## Task prompt
Filter the entries below, keeping every line that has the word "Germany".

## Exercise input
========================

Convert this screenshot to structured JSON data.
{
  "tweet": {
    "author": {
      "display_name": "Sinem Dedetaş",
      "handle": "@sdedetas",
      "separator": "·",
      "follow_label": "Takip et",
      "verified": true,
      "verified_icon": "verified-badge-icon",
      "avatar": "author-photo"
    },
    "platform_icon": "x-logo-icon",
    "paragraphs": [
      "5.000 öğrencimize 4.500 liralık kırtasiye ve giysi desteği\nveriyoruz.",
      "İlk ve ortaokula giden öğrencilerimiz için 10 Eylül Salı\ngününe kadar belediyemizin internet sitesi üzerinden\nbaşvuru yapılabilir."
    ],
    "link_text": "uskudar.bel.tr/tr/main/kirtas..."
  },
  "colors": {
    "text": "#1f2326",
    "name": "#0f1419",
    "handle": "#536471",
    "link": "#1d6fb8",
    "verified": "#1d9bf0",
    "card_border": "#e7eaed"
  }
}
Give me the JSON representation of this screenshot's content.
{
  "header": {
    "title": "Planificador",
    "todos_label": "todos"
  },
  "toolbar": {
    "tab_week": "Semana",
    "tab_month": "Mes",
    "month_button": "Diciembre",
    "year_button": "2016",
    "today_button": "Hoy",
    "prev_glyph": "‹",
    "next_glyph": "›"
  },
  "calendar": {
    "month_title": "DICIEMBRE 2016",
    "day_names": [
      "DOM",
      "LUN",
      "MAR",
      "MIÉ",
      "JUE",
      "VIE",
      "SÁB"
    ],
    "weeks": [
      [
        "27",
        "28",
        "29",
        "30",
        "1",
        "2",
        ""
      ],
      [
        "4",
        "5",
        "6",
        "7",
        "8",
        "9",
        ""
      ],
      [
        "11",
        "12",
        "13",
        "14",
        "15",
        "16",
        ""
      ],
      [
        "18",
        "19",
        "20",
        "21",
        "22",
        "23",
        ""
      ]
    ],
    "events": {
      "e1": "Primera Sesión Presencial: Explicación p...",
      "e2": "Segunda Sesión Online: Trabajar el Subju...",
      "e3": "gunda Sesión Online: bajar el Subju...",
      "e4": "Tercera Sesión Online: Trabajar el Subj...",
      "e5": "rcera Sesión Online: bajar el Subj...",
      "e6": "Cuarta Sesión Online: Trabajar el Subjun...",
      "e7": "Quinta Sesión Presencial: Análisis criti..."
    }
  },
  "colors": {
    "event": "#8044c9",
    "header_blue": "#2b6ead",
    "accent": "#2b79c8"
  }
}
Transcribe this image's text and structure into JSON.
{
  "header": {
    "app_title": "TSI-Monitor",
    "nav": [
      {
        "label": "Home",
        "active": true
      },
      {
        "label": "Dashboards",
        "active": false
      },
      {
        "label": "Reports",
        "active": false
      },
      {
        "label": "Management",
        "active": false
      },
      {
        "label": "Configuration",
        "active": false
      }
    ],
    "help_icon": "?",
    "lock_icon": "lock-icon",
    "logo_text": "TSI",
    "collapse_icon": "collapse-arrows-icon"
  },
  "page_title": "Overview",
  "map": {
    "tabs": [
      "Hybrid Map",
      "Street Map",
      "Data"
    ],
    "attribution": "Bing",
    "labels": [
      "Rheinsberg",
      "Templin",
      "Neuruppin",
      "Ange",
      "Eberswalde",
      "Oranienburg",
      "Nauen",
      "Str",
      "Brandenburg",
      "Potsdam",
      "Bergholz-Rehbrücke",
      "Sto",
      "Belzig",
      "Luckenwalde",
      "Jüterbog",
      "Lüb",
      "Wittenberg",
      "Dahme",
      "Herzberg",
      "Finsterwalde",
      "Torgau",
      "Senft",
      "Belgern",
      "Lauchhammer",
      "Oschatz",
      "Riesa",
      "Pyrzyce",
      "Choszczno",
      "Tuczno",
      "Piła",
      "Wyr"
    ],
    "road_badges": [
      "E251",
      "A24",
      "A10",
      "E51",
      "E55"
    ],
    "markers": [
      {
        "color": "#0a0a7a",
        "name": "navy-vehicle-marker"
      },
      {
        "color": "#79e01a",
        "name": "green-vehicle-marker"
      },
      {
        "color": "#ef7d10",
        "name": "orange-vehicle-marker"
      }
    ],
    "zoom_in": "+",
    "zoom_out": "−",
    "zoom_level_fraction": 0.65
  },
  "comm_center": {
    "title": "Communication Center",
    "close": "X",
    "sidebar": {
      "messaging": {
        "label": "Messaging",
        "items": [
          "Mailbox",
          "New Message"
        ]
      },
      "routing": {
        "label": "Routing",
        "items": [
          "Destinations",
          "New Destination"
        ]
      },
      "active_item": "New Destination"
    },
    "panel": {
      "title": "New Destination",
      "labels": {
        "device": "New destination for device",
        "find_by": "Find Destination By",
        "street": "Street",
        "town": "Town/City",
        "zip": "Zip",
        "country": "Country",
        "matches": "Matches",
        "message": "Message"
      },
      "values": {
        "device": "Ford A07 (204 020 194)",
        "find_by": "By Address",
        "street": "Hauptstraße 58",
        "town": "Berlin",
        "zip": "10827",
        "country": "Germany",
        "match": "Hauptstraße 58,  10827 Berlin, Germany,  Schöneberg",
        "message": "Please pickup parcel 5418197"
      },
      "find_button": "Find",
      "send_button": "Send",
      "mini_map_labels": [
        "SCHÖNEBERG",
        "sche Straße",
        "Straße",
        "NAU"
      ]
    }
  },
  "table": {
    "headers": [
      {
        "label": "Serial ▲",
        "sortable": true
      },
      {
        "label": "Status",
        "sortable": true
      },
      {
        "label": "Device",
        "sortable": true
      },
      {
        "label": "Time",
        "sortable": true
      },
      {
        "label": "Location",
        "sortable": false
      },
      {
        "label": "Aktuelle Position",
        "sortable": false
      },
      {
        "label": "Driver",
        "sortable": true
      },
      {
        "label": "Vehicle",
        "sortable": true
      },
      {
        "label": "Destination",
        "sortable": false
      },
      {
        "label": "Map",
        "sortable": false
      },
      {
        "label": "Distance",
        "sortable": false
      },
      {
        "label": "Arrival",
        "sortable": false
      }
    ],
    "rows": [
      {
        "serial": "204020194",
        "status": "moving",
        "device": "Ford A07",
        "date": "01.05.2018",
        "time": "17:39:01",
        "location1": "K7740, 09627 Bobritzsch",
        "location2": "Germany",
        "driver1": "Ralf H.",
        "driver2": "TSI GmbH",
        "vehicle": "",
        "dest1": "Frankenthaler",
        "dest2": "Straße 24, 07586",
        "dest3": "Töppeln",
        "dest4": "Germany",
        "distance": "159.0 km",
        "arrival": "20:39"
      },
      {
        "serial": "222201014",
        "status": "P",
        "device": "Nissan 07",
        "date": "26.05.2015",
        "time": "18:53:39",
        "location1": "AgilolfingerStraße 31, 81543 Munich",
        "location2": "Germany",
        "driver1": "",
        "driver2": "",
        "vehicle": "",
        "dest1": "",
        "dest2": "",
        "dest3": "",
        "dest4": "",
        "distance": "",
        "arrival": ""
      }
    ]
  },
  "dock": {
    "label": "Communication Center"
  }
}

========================

## Problem solution
        "country": "Germany",
        "match": "Hauptstraße 58,  10827 Berlin, Germany,  Schöneberg",
        "location2": "Germany",
        "dest4": "Germany",
        "location2": "Germany",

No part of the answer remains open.